Task details -> The whole listing should be written out again exactly.

□ □ □ □ □

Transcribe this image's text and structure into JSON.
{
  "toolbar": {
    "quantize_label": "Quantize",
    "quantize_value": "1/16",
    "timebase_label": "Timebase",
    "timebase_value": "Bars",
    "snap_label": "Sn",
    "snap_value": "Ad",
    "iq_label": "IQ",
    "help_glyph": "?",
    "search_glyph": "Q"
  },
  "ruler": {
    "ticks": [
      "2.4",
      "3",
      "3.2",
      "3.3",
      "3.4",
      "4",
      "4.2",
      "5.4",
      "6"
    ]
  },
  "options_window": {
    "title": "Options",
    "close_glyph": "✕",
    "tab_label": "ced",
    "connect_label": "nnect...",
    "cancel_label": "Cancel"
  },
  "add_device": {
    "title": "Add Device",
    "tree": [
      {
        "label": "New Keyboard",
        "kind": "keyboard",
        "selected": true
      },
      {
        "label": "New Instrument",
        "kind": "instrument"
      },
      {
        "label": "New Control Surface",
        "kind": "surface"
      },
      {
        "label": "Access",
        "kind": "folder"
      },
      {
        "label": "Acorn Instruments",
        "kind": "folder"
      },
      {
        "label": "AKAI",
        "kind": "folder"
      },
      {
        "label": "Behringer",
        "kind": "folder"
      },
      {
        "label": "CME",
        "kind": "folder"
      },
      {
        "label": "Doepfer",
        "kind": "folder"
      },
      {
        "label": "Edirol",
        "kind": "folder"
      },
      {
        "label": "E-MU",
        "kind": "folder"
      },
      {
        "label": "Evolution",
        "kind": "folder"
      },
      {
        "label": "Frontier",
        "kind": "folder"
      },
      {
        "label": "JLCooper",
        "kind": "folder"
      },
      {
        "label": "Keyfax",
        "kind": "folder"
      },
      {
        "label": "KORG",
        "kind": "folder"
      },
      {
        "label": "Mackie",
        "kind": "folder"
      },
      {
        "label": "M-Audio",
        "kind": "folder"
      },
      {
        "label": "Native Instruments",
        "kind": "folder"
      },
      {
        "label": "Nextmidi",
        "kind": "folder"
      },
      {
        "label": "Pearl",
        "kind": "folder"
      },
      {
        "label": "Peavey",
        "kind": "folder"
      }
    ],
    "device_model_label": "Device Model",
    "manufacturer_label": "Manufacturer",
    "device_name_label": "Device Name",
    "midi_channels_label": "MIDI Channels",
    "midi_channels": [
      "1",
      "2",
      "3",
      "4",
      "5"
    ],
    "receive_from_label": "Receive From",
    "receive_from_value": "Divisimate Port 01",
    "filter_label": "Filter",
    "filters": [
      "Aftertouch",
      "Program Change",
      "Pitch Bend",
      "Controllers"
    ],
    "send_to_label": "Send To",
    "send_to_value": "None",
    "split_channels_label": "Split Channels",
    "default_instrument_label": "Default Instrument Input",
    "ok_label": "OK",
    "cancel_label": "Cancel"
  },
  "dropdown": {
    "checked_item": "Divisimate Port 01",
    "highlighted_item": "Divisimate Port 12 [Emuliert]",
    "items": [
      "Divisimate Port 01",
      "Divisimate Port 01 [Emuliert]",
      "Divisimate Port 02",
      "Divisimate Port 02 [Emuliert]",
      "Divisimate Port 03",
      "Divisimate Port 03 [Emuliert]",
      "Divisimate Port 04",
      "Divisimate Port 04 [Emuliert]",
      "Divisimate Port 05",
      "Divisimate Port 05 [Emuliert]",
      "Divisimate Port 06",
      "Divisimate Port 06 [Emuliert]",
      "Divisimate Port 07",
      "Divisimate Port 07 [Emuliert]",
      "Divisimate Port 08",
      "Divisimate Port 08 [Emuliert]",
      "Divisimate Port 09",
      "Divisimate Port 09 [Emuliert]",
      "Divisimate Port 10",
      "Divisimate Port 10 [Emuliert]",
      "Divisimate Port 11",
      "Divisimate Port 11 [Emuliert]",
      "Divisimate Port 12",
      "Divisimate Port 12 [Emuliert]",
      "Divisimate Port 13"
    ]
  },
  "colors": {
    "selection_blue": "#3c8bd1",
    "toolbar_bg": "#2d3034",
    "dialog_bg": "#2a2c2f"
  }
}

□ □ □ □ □

Written response ->
Transcribe this image's text and structure into JSON.
{
  "toolbar": {
    "quantize_label": "Quantize",
    "quantize_value": "1/16",
    "timebase_label": "Timebase",
    "timebase_value": "Bars",
    "snap_label": "Sn",
    "snap_value": "Ad",
    "iq_label": "IQ",
    "help_glyph": "?",
    "search_glyph": "Q"
  },
  "ruler": {
    "ticks": [
      "2.4",
      "3",
      "3.2",
      "3.3",
      "3.4",
      "4",
      "4.2",
      "5.4",
      "6"
    ]
  },
  "options_window": {
    "title": "Options",
    "close_glyph": "✕",
    "tab_label": "ced",
    "connect_label": "nnect...",
    "cancel_label": "Cancel"
  },
  "add_device": {
    "title": "Add Device",
    "tree": [
      {
        "label": "New Keyboard",
        "kind": "keyboard",
        "selected": true
      },
      {
        "label": "New Instrument",
        "kind": "instrument"
      },
      {
        "label": "New Control Surface",
        "kind": "surface"
      },
      {
        "label": "Access",
        "kind": "folder"
      },
      {
        "label": "Acorn Instruments",
        "kind": "folder"
      },
      {
        "label": "AKAI",
        "kind": "folder"
      },
      {
        "label": "Behringer",
        "kind": "folder"
      },
      {
        "label": "CME",
        "kind": "folder"
      },
      {
        "label": "Doepfer",
        "kind": "folder"
      },
      {
        "label": "Edirol",
        "kind": "folder"
      },
      {
        "label": "E-MU",
        "kind": "folder"
      },
      {
        "label": "Evolution",
        "kind": "folder"
      },
      {
        "label": "Frontier",
        "kind": "folder"
      },
      {
        "label": "JLCooper",
        "kind": "folder"
      },
      {
        "label": "Keyfax",
        "kind": "folder"
      },
      {
        "label": "KORG",
        "kind": "folder"
      },
      {
        "label": "Mackie",
        "kind": "folder"
      },
      {
        "label": "M-Audio",
        "kind": "folder"
      },
      {
        "label": "Native Instruments",
        "kind": "folder"
      },
      {
        "label": "Nextmidi",
        "kind": "folder"
      },
      {
        "label": "Pearl",
        "kind": "folder"
      },
      {
        "label": "Peavey",
        "kind": "folder"
      }
    ],
    "device_model_label": "Device Model",
    "manufacturer_label": "Manufacturer",
    "device_name_label": "Device Name",
    "midi_channels_label": "MIDI Channels",
    "midi_channels": [
      "1",
      "2",
      "3",
      "4",
      "5"
    ],
    "receive_from_label": "Receive From",
    "receive_from_value": "Divisimate Port 01",
    "filter_label": "Filter",
    "filters": [
      "Aftertouch",
      "Program Change",
      "Pitch Bend",
      "Controllers"
    ],
    "send_to_label": "Send To",
    "send_to_value": "None",
    "split_channels_label": "Split Channels",
    "default_instrument_label": "Default Instrument Input",
    "ok_label": "OK",
    "cancel_label": "Cancel"
  },
  "dropdown": {
    "checked_item": "Divisimate Port 01",
    "highlighted_item": "Divisimate Port 12 [Emuliert]",
    "items": [
      "Divisimate Port 01",
      "Divisimate Port 01 [Emuliert]",
      "Divisimate Port 02",
      "Divisimate Port 02 [Emuliert]",
      "Divisimate Port 03",
      "Divisimate Port 03 [Emuliert]",
      "Divisimate Port 04",
      "Divisimate Port 04 [Emuliert]",
      "Divisimate Port 05",
      "Divisimate Port 05 [Emuliert]",
      "Divisimate Port 06",
      "Divisimate Port 06 [Emuliert]",
      "Divisimate Port 07",
      "Divisimate Port 07 [Emuliert]",
      "Divisimate Port 08",
      "Divisimate Port 08 [Emuliert]",
      "Divisimate Port 09",
      "Divisimate Port 09 [Emuliert]",
      "Divisimate Port 10",
      "Divisimate Port 10 [Emuliert]",
      "Divisimate Port 11",
      "Divisimate Port 11 [Emuliert]",
      "Divisimate Port 12",
      "Divisimate Port 12 [Emuliert]",
      "Divisimate Port 13"
    ]
  },
  "colors": {
    "selection_blue": "#3c8bd1",
    "toolbar_bg": "#2d3034",
    "dialog_bg": "#2a2c2f"
  }
}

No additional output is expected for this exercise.